**Directions for this task:** Note how many lines in the entries contain the string "image", then give that number and nothing else.

·····

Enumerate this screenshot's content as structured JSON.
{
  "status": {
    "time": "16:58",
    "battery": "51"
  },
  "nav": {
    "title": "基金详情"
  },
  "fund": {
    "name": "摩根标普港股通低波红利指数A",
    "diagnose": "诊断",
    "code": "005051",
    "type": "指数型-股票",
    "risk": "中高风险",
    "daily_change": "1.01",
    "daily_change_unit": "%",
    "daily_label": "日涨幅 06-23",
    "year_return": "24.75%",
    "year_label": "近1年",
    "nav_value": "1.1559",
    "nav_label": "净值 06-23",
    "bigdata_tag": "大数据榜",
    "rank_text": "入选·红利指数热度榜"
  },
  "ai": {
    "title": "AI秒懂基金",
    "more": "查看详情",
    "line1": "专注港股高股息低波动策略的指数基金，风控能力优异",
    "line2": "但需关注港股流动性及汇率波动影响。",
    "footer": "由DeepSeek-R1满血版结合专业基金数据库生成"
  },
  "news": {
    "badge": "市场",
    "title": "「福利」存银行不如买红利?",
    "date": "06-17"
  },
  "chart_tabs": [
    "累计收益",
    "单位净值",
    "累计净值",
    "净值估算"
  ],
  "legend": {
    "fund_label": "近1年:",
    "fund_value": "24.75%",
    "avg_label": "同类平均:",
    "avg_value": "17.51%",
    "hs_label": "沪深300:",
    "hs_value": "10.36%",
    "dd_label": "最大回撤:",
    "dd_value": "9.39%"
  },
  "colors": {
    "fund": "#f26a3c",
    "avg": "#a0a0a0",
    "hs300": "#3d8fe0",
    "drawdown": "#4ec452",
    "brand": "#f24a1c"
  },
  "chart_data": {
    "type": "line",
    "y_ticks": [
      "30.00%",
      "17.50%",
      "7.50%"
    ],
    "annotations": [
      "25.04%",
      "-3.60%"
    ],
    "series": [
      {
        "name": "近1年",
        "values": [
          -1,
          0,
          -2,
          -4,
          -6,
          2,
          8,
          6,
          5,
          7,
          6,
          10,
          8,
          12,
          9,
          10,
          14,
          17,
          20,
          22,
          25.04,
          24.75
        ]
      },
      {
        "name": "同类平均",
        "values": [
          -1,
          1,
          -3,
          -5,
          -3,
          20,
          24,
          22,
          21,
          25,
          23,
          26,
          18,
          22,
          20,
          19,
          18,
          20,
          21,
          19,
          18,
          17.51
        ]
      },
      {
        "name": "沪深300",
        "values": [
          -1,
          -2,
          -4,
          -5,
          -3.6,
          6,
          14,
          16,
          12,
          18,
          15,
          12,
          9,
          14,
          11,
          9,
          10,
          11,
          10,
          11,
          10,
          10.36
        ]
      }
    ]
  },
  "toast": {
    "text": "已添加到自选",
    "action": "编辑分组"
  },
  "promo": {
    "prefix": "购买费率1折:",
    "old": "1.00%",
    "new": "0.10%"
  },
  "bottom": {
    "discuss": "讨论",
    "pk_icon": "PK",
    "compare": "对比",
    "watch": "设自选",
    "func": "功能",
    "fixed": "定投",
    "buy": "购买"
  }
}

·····

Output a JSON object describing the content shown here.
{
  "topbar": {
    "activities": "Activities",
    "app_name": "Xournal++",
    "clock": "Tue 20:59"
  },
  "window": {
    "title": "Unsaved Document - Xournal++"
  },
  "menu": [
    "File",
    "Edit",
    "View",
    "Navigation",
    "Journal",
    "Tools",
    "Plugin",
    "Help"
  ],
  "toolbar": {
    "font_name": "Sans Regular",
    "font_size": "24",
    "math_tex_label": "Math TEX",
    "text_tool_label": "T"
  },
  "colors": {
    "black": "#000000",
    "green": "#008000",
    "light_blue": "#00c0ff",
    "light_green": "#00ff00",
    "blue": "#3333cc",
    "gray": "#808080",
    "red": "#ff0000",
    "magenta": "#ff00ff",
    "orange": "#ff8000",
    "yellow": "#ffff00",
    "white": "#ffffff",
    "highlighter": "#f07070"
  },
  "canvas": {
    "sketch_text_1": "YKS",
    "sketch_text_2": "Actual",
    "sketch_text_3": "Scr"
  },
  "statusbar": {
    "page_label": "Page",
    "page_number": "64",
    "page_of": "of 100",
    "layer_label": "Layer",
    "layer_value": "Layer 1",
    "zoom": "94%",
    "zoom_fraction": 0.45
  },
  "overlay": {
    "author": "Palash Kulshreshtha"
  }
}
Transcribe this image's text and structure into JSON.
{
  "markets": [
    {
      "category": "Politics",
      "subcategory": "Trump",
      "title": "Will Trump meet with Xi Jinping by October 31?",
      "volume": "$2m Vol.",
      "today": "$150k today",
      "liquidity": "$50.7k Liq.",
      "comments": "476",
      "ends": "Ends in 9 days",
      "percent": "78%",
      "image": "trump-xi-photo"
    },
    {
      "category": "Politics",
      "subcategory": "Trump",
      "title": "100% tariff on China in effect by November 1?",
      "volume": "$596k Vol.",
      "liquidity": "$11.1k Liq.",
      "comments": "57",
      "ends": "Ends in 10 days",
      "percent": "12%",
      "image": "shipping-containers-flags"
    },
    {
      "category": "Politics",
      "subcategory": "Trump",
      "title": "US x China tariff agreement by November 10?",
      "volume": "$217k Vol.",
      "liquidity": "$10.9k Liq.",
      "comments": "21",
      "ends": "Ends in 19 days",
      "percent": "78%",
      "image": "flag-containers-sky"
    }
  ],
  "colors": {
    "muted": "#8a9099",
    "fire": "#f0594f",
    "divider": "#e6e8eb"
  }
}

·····

**Solution for this task:** 4